Exercise:
Search each line below for "number", then return the lines where it appears.

Records provided:
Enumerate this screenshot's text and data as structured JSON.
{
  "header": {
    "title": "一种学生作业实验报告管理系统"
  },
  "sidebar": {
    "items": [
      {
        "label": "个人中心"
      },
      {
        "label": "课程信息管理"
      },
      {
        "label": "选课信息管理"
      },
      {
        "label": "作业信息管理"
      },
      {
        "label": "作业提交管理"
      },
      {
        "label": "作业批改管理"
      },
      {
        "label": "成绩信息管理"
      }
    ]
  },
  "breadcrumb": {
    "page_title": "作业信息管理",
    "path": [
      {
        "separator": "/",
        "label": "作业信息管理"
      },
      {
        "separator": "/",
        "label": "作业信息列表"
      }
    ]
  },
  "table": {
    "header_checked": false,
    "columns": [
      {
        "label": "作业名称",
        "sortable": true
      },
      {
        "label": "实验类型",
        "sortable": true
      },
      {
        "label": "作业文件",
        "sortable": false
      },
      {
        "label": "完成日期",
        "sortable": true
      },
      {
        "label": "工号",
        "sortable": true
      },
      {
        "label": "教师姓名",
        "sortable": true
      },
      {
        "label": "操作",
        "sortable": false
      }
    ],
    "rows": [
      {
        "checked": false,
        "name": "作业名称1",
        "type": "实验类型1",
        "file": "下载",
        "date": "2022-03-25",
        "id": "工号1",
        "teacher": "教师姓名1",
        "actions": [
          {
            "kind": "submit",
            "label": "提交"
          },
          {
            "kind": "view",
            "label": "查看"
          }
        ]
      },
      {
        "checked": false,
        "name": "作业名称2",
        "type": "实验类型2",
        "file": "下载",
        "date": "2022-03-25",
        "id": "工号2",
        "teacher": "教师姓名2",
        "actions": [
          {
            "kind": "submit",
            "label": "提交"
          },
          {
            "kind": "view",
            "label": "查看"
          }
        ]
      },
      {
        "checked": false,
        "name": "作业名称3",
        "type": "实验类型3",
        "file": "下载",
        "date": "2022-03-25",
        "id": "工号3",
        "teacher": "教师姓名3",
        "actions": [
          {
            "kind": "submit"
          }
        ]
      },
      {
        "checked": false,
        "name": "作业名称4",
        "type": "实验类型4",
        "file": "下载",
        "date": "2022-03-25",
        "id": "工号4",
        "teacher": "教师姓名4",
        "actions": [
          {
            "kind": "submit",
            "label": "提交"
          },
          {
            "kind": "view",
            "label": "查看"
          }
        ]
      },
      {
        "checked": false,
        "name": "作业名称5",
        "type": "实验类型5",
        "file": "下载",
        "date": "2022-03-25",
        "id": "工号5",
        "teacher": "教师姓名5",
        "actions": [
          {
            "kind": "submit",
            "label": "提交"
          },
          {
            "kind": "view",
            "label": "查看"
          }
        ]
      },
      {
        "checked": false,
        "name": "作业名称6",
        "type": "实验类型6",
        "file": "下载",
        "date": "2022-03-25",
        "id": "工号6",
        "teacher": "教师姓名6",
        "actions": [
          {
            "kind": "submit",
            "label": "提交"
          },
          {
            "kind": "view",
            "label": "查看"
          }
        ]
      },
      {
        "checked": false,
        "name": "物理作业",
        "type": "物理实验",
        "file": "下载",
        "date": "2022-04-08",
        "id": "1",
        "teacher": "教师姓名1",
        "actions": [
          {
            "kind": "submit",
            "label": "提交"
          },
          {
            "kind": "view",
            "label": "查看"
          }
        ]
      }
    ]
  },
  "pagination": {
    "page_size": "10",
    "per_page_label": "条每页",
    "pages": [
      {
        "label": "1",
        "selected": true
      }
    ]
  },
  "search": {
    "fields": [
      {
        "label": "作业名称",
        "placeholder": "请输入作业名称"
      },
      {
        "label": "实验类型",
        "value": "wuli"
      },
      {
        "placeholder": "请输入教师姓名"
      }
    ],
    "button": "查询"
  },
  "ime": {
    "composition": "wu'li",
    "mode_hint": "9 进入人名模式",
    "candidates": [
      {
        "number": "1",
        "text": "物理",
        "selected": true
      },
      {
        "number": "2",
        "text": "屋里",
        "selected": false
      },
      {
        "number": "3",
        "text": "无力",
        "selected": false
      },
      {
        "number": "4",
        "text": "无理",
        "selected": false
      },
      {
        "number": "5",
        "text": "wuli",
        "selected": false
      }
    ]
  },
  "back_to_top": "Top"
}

Response box:
        "number": "1",
        "number": "2",
        "number": "3",
        "number": "4",
        "number": "5",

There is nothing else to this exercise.